• [Activity] Keep only the lines of the listing that include the word "Sanitary", and copy them.

==== Source material ====

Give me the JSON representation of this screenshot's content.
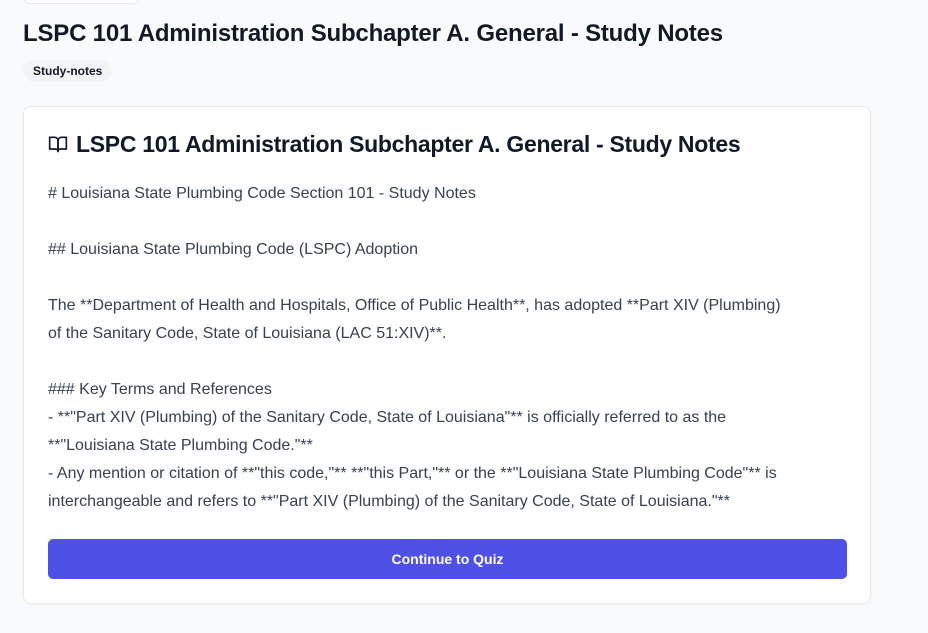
{
  "page": {
    "title": "LSPC 101 Administration Subchapter A. General - Study Notes",
    "tag": "Study-notes"
  },
  "card": {
    "icon": "book-open-icon",
    "title": "LSPC 101 Administration Subchapter A. General - Study Notes",
    "lines": [
      "# Louisiana State Plumbing Code Section 101 - Study Notes",
      "",
      "## Louisiana State Plumbing Code (LSPC) Adoption",
      "",
      "The **Department of Health and Hospitals, Office of Public Health**, has adopted **Part XIV (Plumbing)",
      "of the Sanitary Code, State of Louisiana (LAC 51:XIV)**.",
      "",
      "### Key Terms and References",
      "- **\"Part XIV (Plumbing) of the Sanitary Code, State of Louisiana\"** is officially referred to as the",
      "**\"Louisiana State Plumbing Code.\"**",
      "- Any mention or citation of **\"this code,\"** **\"this Part,\"** or the **\"Louisiana State Plumbing Code\"** is",
      "interchangeable and refers to **\"Part XIV (Plumbing) of the Sanitary Code, State of Louisiana.\"**"
    ],
    "button_label": "Continue to Quiz"
  },
  "colors": {
    "accent": "#4f51e6",
    "background": "#f9fafb",
    "card": "#ffffff",
    "text": "#374151"
  }
}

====

• [Result of the task]
      "of the Sanitary Code, State of Louisiana (LAC 51:XIV)**.",
      "- **\"Part XIV (Plumbing) of the Sanitary Code, State of Louisiana\"** is officially referred to as the",
      "interchangeable and refers to **\"Part XIV (Plumbing) of the Sanitary Code, State of Louisiana.\"**"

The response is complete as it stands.